J Korean Ophthalmol Soc.  2019 Sep;60(9):892-895. 10.3341/jkos.2019.60.9.892.

Choroidal Effusion after Consecutive General Anesthesia

  • 1Department of Ophthalmology, Chung-Ang University Hospital, Chung-Ang University College of Medicine, Seoul, Korea. jeetaek-kim@hanmail.net
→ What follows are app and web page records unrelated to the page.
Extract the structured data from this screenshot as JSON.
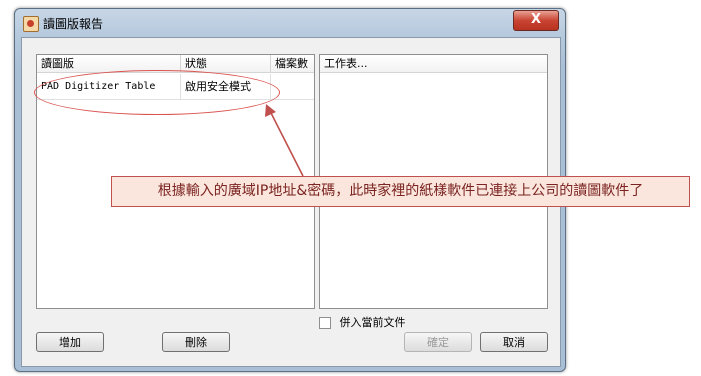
{
  "window": {
    "title": "讀圖版報告",
    "close_label": "X"
  },
  "table": {
    "headers": [
      "讀圖版",
      "狀態",
      "檔案數"
    ],
    "rows": [
      {
        "name": "PAD Digitizer Table",
        "status": "啟用安全模式",
        "count": ""
      }
    ]
  },
  "worksheet": {
    "header": "工作表..."
  },
  "checkbox": {
    "label": "併入當前文件",
    "checked": false
  },
  "buttons": {
    "add": "增加",
    "delete": "刪除",
    "ok": "確定",
    "cancel": "取消"
  },
  "annotation": {
    "text": "根據輸入的廣域IP地址&密碼，此時家裡的紙樣軟件已連接上公司的讀圖軟件了",
    "color": "#c0504d"
  }
}
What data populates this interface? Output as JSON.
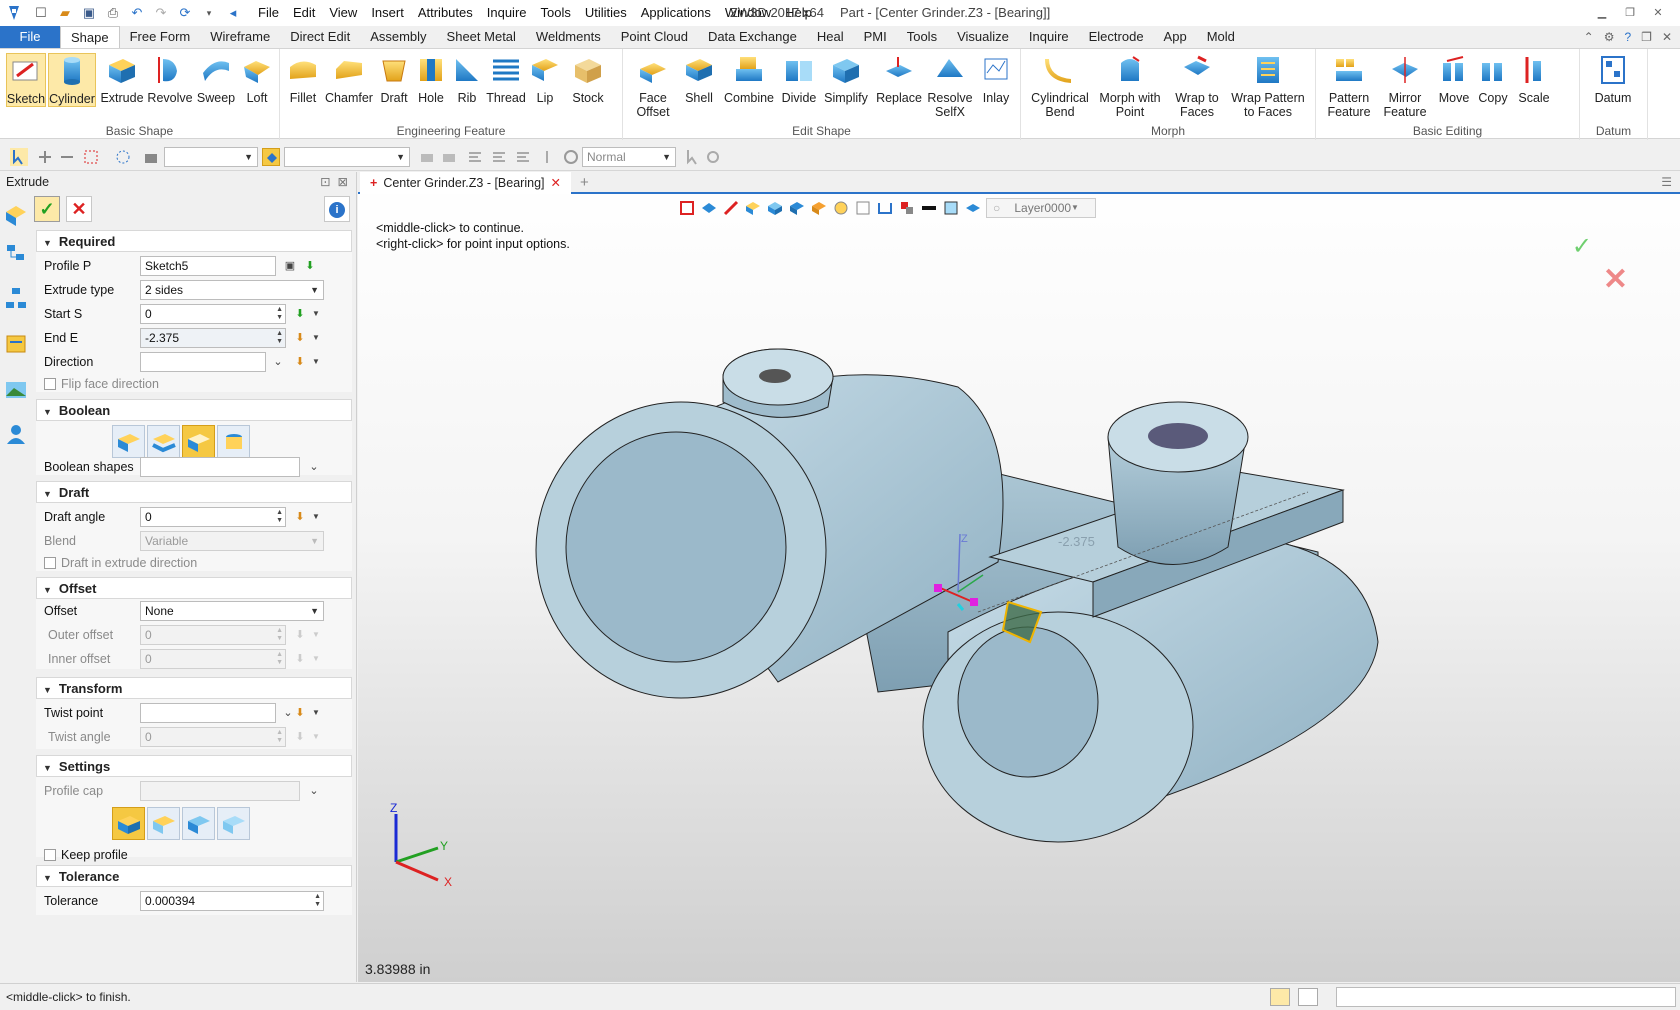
{
  "app": {
    "window_title": "ZW3D 2017  x64",
    "doc_title": "Part - [Center Grinder.Z3 - [Bearing]]",
    "menu": [
      "Edit",
      "View",
      "Insert",
      "Attributes",
      "Inquire",
      "Tools",
      "Utilities",
      "Applications",
      "Window",
      "Help"
    ],
    "first_menu": "File"
  },
  "ribbon": {
    "tabs": [
      "File",
      "Shape",
      "Free Form",
      "Wireframe",
      "Direct Edit",
      "Assembly",
      "Sheet Metal",
      "Weldments",
      "Point Cloud",
      "Data Exchange",
      "Heal",
      "PMI",
      "Tools",
      "Visualize",
      "Inquire",
      "Electrode",
      "App",
      "Mold"
    ],
    "active_tab": "Shape",
    "groups": {
      "basic_shape": {
        "label": "Basic Shape",
        "buttons": [
          "Sketch",
          "Cylinder",
          "Extrude",
          "Revolve",
          "Sweep",
          "Loft"
        ]
      },
      "engineering": {
        "label": "Engineering Feature",
        "buttons": [
          "Fillet",
          "Chamfer",
          "Draft",
          "Hole",
          "Rib",
          "Thread",
          "Lip",
          "Stock"
        ]
      },
      "edit_shape": {
        "label": "Edit Shape",
        "buttons": [
          "Face\nOffset",
          "Shell",
          "Combine",
          "Divide",
          "Simplify",
          "Replace",
          "Resolve\nSelfX",
          "Inlay"
        ]
      },
      "morph": {
        "label": "Morph",
        "buttons": [
          "Cylindrical\nBend",
          "Morph with\nPoint",
          "Wrap to\nFaces",
          "Wrap Pattern\nto Faces"
        ]
      },
      "basic_editing": {
        "label": "Basic Editing",
        "buttons": [
          "Pattern\nFeature",
          "Mirror\nFeature",
          "Move",
          "Copy",
          "Scale"
        ]
      },
      "datum": {
        "label": "Datum",
        "buttons": [
          "Datum"
        ]
      }
    }
  },
  "toolbar": {
    "render_mode": "Normal"
  },
  "panel": {
    "title": "Extrude",
    "required": {
      "label": "Required",
      "profile_label": "Profile P",
      "profile_value": "Sketch5",
      "type_label": "Extrude type",
      "type_value": "2 sides",
      "start_label": "Start S",
      "start_value": "0",
      "end_label": "End E",
      "end_value": "-2.375",
      "direction_label": "Direction",
      "direction_value": "",
      "flip_label": "Flip face direction"
    },
    "boolean": {
      "label": "Boolean",
      "shapes_label": "Boolean shapes"
    },
    "draft": {
      "label": "Draft",
      "angle_label": "Draft angle",
      "angle_value": "0",
      "blend_label": "Blend",
      "blend_value": "Variable",
      "extrude_dir_label": "Draft in extrude direction"
    },
    "offset": {
      "label": "Offset",
      "offset_label": "Offset",
      "offset_value": "None",
      "outer_label": "Outer offset",
      "outer_value": "0",
      "inner_label": "Inner offset",
      "inner_value": "0"
    },
    "transform": {
      "label": "Transform",
      "twist_point_label": "Twist point",
      "twist_angle_label": "Twist angle",
      "twist_angle_value": "0"
    },
    "settings": {
      "label": "Settings",
      "profile_cap_label": "Profile cap",
      "keep_profile_label": "Keep profile"
    },
    "tolerance": {
      "label": "Tolerance",
      "tol_label": "Tolerance",
      "tol_value": "0.000394"
    }
  },
  "viewport": {
    "doc_tab": "Center Grinder.Z3 - [Bearing]",
    "layer": "Layer0000",
    "hint_1": "<middle-click> to continue.",
    "hint_2": "<right-click> for point input options.",
    "measurement": "3.83988 in",
    "dim_label": "-2.375",
    "axis_x": "X",
    "axis_y": "Y",
    "axis_z": "Z"
  },
  "status": {
    "text": "<middle-click> to finish."
  },
  "colors": {
    "part": "#a9c4d2",
    "accent": "#2b73c9",
    "highlight": "#f5c842"
  }
}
To report a case of extensive choroidal effusion following the Valsalva maneuver under consecutive general anesthesia.
A 41-year-old man who underwent panretinal photocoagulation with proliferative diabetic retinopathy had pars plana vitrectomy and endolaser photocoagulation under general anesthesia due to vitreous hemorrhage. Urology cooperated as the patient had hematuria; the day after the operation, he was transferred to the urology department. Two days after vitrectomy, the patient had an urgent transurethral bladder tumor resection under general anesthesia with suspicion of bladder tumor. At 6 days postoperatively, extensive choroidal effusion was observed from 8 to 10 o'clock on fundus examination and ultrasonography. On day 23 after urological surgery, the choroidal effusion had disappeared without treatment.
Consecutive general anesthesia requires caution, as it is not only burdensome to the body as a whole but may also cause choroidal effusion in the eye.


Choroidal effusion; General anesthesia; Valsalva maneuver

MeSH Terms

Anesthesia, General*
Diabetic Retinopathy
Light Coagulation
Urinary Bladder Neoplasms
Valsalva Maneuver
Vitreous Hemorrhage


  • Figure 1 Wide-field fundus photography and B-scan ultrasonography of the right eye. (A, B) Choroidal detachment was shown at temporal quadrant (arrowheads) 6 days after vitrectomy (4 days after 2nd general anesthesia). (C, D) Choroidal detachment disappeared without treatment 25 days after vitrectomy (23 days after 2nd general anesthesia).

  • Figure 2 Optical coherence tomography scans showing choroidal thickness of the right eye. Choroidal thickness was 374 µm, (A, B) 6 days after operation (4 days after 2nd general anesthesia). Choroidal thickness decreased by 281 µm (C, D) 25 days after operation (23 days after 2nd general anesthesia). Choroidal effusion disappeared without treatment.


1. Elagouz M, Stanescu-Segall D, Jackson TL. Uveal effusion syndrome. Surv Ophthalmol. 2010; 55:134–145.
2. Schepens CL, Brockhurst RJ. Uveal effusion. I. Clinical picture. Arch Ophthalmol. 1963; 70:189–201.
3. Gass JD, Jallow S. Idiopathic serous detachment of the choroid, ciliary body, and retina (uveal effusion syndrome). Ophthalmology. 1982; 89:1018–1032.
4. Gass JD. Uveal effusion syndrome: a new hypothesis concerning pathogenesis and technique of surgical treatment. Trans Am Ophthalmol Soc. 1983; 81:246–260.
5. Kumar A, Kedar S, Singh RP. The indocyanine green findings in idiopathic uveal effusion syndrome. Indian J Ophthalmol. 2002; 50:217–219.
6. Jones WL. Valsalva maneuver induced vitreous hemorrhage. J Am Optom Assoc. 1995; 66:301–304.
7. Lim HW, Ko BW, Song YM, Lee BR. Suprachoroidal hemorrhage during pars plana vitrectomy associated with valsalva maneuver. J Korean Ophthalmol Soc. 2008; 49:1022–1027.
8. Jung EY, Kim IJ, Lee EC. A case of recurrent valsalva retinopathy associated with exercising a barbell. J Korean Ophthalmol Soc. 2004; 45:1040–1044.
Full Text Links
  • JKOS
export Copy
  • Twitter
  • Facebook
Similar articles
Copyright © 2023 by Korean Association of Medical Journal Editors. All rights reserved.     E-mail: koreamed@kamje.or.kr